Elder-Law-Advocate

Beneficiary’s Right to Receive Copy of Trust

If you’re named as a beneficiary of a California trust, are you entitled to receive a copy?  The answer depends upon whether the trust is revocable or irrevocable.

If the trust is irrevocable, then the answer is generally yes.  Irrevocable trusts mean just that – they can’t be changed or amended.  However, there are some exceptions where, for example, the trustor, trustee and all beneficiaries agree in writing to a change or amendment.  Sometimes this would require court review and approval.

Since the general rule is that an irrevocable trust is “etched in stone”, the law recognizes the named beneficiaries as having certain rights, including the right to receive a copy of the trust.

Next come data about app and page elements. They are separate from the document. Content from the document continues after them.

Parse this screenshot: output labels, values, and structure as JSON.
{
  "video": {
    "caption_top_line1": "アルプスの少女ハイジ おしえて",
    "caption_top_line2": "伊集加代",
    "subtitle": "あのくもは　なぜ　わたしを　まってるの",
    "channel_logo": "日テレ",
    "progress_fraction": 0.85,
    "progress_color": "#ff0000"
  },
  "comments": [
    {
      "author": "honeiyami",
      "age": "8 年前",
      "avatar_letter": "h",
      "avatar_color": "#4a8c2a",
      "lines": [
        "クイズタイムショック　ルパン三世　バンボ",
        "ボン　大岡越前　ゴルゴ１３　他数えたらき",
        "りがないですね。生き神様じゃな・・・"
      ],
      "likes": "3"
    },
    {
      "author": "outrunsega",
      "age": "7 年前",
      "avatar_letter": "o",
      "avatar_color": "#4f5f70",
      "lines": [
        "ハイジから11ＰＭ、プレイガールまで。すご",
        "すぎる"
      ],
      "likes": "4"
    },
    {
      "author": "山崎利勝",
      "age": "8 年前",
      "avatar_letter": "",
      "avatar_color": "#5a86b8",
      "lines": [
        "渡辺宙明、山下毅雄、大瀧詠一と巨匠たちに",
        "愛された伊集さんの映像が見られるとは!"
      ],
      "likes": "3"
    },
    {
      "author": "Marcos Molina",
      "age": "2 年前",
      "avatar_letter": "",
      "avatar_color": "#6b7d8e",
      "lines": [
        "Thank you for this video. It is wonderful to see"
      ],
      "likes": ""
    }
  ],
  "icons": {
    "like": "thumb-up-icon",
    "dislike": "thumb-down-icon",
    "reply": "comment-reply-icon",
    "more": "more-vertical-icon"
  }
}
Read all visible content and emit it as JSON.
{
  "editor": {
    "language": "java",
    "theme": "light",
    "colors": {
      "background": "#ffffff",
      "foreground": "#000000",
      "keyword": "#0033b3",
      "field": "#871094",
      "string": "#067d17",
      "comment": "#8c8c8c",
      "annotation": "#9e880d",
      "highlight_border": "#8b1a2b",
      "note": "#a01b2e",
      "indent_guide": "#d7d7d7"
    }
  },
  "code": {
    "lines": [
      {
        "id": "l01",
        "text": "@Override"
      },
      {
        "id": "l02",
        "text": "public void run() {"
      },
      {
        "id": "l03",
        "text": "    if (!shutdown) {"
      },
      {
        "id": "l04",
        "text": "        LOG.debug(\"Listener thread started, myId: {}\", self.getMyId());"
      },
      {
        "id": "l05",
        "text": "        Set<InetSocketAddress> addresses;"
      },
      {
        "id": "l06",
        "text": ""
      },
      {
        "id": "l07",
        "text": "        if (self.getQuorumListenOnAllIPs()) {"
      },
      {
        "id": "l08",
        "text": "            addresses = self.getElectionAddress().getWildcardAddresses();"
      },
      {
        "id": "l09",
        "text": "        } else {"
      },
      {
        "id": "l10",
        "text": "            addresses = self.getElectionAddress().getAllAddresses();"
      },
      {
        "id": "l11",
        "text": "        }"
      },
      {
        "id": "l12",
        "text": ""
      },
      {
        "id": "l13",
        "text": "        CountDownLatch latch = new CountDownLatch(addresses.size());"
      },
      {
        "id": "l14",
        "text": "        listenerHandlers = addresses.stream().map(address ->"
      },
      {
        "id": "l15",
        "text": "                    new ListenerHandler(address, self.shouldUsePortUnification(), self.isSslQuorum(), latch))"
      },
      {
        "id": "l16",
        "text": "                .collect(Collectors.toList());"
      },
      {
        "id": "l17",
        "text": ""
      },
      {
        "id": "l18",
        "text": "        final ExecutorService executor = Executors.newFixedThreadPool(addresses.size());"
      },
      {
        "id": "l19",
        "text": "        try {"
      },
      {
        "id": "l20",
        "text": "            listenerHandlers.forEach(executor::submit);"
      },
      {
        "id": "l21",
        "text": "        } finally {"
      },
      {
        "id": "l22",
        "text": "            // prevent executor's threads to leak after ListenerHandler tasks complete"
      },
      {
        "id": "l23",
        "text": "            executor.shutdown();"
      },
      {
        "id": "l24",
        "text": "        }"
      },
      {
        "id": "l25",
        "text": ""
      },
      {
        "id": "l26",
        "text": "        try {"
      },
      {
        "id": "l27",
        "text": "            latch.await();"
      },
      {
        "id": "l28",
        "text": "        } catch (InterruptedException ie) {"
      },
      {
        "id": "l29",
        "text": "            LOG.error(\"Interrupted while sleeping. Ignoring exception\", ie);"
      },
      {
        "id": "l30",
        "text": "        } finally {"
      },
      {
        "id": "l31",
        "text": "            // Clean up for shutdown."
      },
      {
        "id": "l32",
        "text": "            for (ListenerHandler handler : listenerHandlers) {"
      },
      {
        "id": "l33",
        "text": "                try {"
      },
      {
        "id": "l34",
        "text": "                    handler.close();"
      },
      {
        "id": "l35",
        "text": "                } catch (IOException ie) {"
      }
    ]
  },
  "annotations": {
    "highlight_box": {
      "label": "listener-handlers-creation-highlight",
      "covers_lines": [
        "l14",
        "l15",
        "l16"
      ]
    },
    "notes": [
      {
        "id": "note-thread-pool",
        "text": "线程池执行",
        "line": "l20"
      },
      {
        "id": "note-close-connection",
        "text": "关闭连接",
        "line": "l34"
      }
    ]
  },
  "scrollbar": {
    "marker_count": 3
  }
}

Conversely, revocable trusts may be amended or revoked by the person who created the trust (“Trustor”) and the beneficiaries have no assurance that the trustor won’t later change his/her mind and remove one or more persons as beneficiaries.  Since their interest is not vested, they have no right to receive a copy of the trust.

However, a revocable trust will become irrevocable when the trustor passes away.  Only the trustor (not the “trustee”) has authority to make changes to a revocable trust.  When the trustor dies, then the trust becomes etched in stone.

A revocable trust may also become irrevocable if the trustor becomes mentally incapacitated and no longer able to understand what a trust is, what assets s/he (and the trust) owns, or who the beneficiaries are (or could be).  At this point, a beneficiary could argue that the trustor’s diminished mental capacity will not be reversed and will only progressively get worse, and therefore the trust has become irrevocable and the beneficiary is entitled to receive a copy of the trust.

In rare cases, this is an example of why a trust doesn’t always “avoid probate” or, more accurately, avoid the probate court.  A beneficiary desiring to see the trust might petition the court for that right, but may meet strenuous objection from the trustee who doesn’t feel that it’s proper to disclose the terms of the trust.  The trustee will argue that the trustor’s diminished mental capacity is not substantial and that future medical treatment and proper medications will improve his/her capacity.  You can see how litigious this can become, with both sides presenting expert medical testimony to convince the judge of the testator’s capacity (or lack thereof).

If a trust has become irrevocable (either because of death or mental incapacity), then a beneficiary who wants to see the trust can simply make a written  request to the trustee.  If the trustee refuses, then a petition can be filed with the court asking that the judge order the trustee to provide a complete copy of the trust.  If this step is required, then the judge also has the authority to order that the beneficiary’s attorney fees and court costs be paid by the trustee.

Elder-Law-Advocate